The Gemara [Shabbos 64a] relates that the soldiers who came back from the revenge battle against the Midianites offered the gold and jewelry they captured in battle as a penitential tribute, because, even though Moshe initially suspected them of illicit relations [precisely because they offered the booty under their own volition], they said “’We did not do a sinful action, but perhaps we had sinful thoughts’…they taught in the House of R’ Yishmael: the soldiers needed [to bring the Kelim for] an atonement for getting pleasure from seeing forbidden women.”
This is one of the myriad Talmudic sources detailing restrictions regarding ogling—or, more likely, gazing that would fall far short of ogling.
Sefarim do exist that actually explicate “hilchos re’iyah” in great detail. Suffice it to say it’s not one of my strong points. It reminds me of the story a former shana bet colleague told me about the time he and a chavrusa, having been able to make the commitment to be “shomer negiah” and stick to it [more or less, at least for a measureable period of time], wanted to go the next step and try to be “shomer re’iyah”. According to him, that might have lasted a few minutes.
[There is also guardyoureyes.com, which involves a “battle” that didn’t really exist yet in my Yeshiva days. [But I date myself.] Should I mention the irony of a website that helps one combat the vagaries of the Web? I just did?]
This vignette is also usually a jumping-off point to most summer-period mussar shmuessen about watching what you—well, watch. But it might not present as the paradigm of self-control it’s held up to be when you take a closer look.
This battle was the quid pro quo for Avel Shitim, the joint Moabite-Midianite turning-out of almost their entire flower of young womanhood to seduce Bnei Yisrael into Pe’or-worship and concomitant oblivion [cf. Sanhedrin 106a]. [Not-so-side note: the mass executions taking place during the incident were for the Pe’or worship, not the illicit liaisons; the only exception was Zimri, and there were other reasons for that.]
There are midrashic indicators that soldiers weren’t too far removed by degree from the precipitating factors. Rashi on 31:16 via Sifri relates that the soldiers actually recognized which particular woman had snared which particular Israelite offender: "this is the one through which so-and-so had his downfall." [Since, as the aforementioned Sanhedrin 106a relates how Bilaam planned out the gradual seduction technique through business relationships, personal knowledge of at least who some of the participants were may not have been all that farfetched.]
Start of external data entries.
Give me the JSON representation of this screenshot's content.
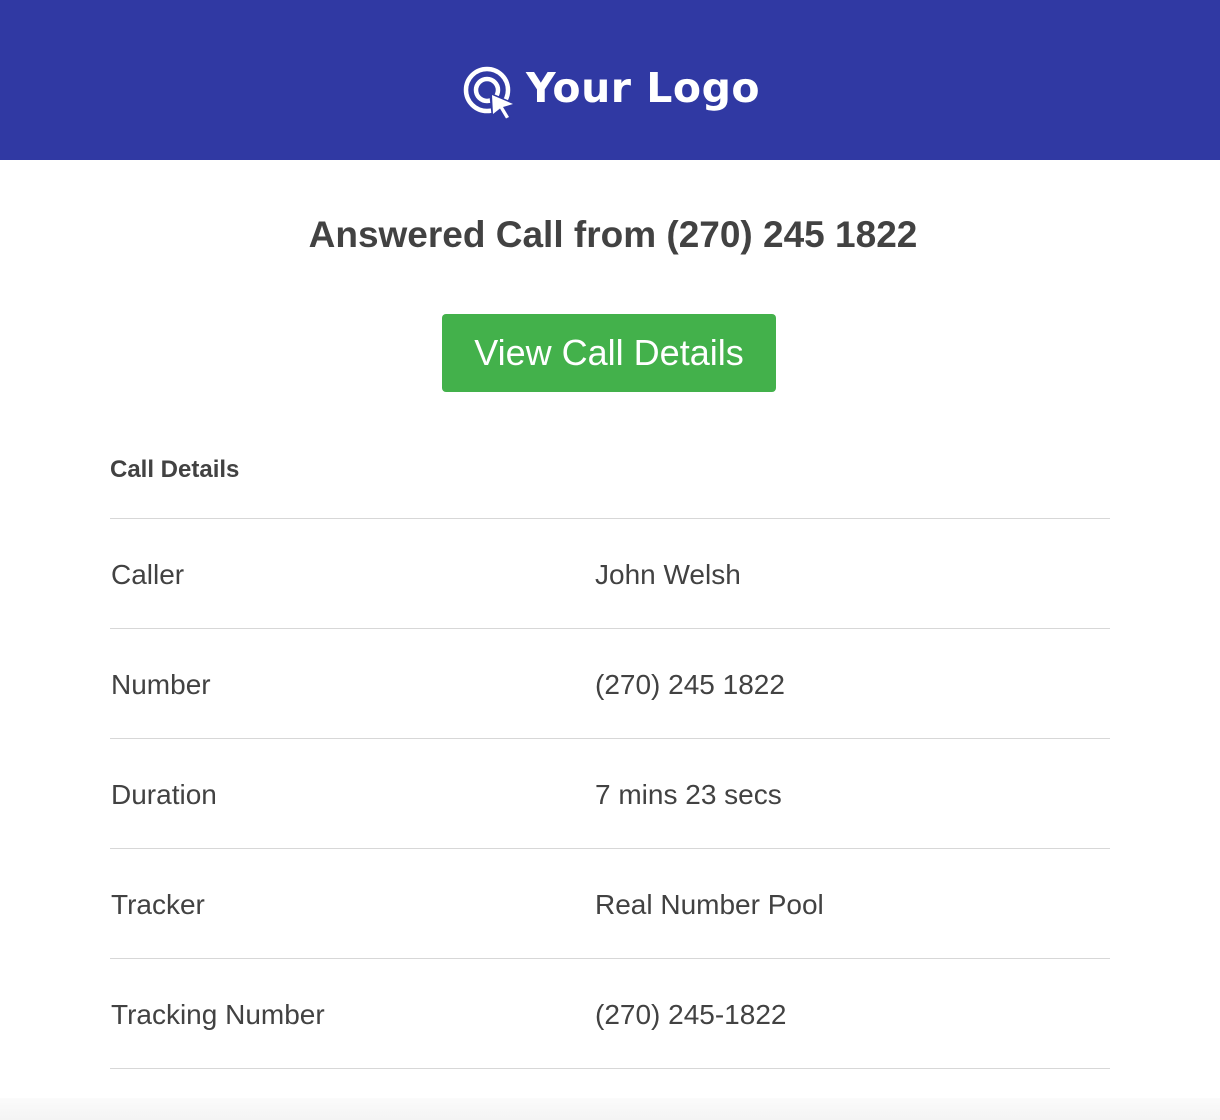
{
  "header": {
    "logo_text": "Your Logo",
    "logo_icon": "cursor-target-icon",
    "background_color": "#3039a3"
  },
  "title": "Answered Call from (270) 245 1822",
  "cta": {
    "label": "View Call Details",
    "color": "#43b14b"
  },
  "details": {
    "heading": "Call Details",
    "rows": [
      {
        "label": "Caller",
        "value": "John Welsh"
      },
      {
        "label": "Number",
        "value": "(270) 245 1822"
      },
      {
        "label": "Duration",
        "value": "7 mins 23 secs"
      },
      {
        "label": "Tracker",
        "value": "Real Number Pool"
      },
      {
        "label": "Tracking Number",
        "value": "(270) 245-1822"
      }
    ]
  }
}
Tosfos Shabbat 64a [s.v. “midei hirhur mi yatzanu”] actually indicates one more interesting tidbit: the halacha of the “yefat to’ar”/captive woman was already known to the soldiers, but a reminder was needed that it applied to “the one you liked [“ve’chashakta”], but not her friend”. [I’m unaware of anything indicating whether anyone actually made use of the loophole, but this Tosfos indicates that at least there was some consideration on the part of the soldier which would have been halachically legitimate, insofar as the boundary as to where it would not have been was delineated.]
So, not to necessarily downplay “lo sasuru”, but there were plenty of cues to hirhur here which made the situation other than a case of “re’iyah be’alma”. Hardly paradigmatic, then.
Beyond that, however, is the extension that this might take to another realm that is the complete inversion of this case. I can’t locate where I saw this, but a [well-meaning?] advocate of more sex-segregation in religious activity justified his position because, as he put it, he might be having a “spiritual moment”, which is then ruined by a female either singing or giving a dvar Torah.
To said complainant: if your “spiritual moments” are a] all about your having them and b] they are so fragile that they dissipate when a woman might simultaneously engage in something [at least] equally legitimately spiritual in the time and place where you are—then you probably have to reassess either what you call “spiritual”, your actual “spirituality”, or both.
This notion has actually been addressed in the contemporary literature. In his “Understanding Tzniut”, Rav Yehuda Herz Henkin takes issue with a lot of what’s written in Rav Pesach Eliyahu Falk’s “Oz Vehadar Levusha” [I’ve heard that at least one BT women’s seminar tells their students to particularly NOT use that sefer as their tznius arbiter]. Or, as Rav Henkin puts it, it’s a sefer “as much about ideology and outlook as [it] is about halacha.”
Most germane to this issue—and the aforementioned complainant—is where R’ Henkin addresses R’ Falk’s approvingly relating the “rebbetzin who never displayed her vast knowledge…she would listen quietly and closely as if the words were new. She never hinted that she was fully acquainted with what was being quoted.” R’ Henkin: “An alternative—that she should share her knowledge with others and deliver a d’var Torah—is not considered. Apparently, that would be displaying special skills and a lack of tzniut.”
And, the coup-de-grace: “There is a danger here of losing sight of the real basics of modesty—not to mention being so concerned about not thinking about women that one can think of nothing else.”
Res ipsa loquitor.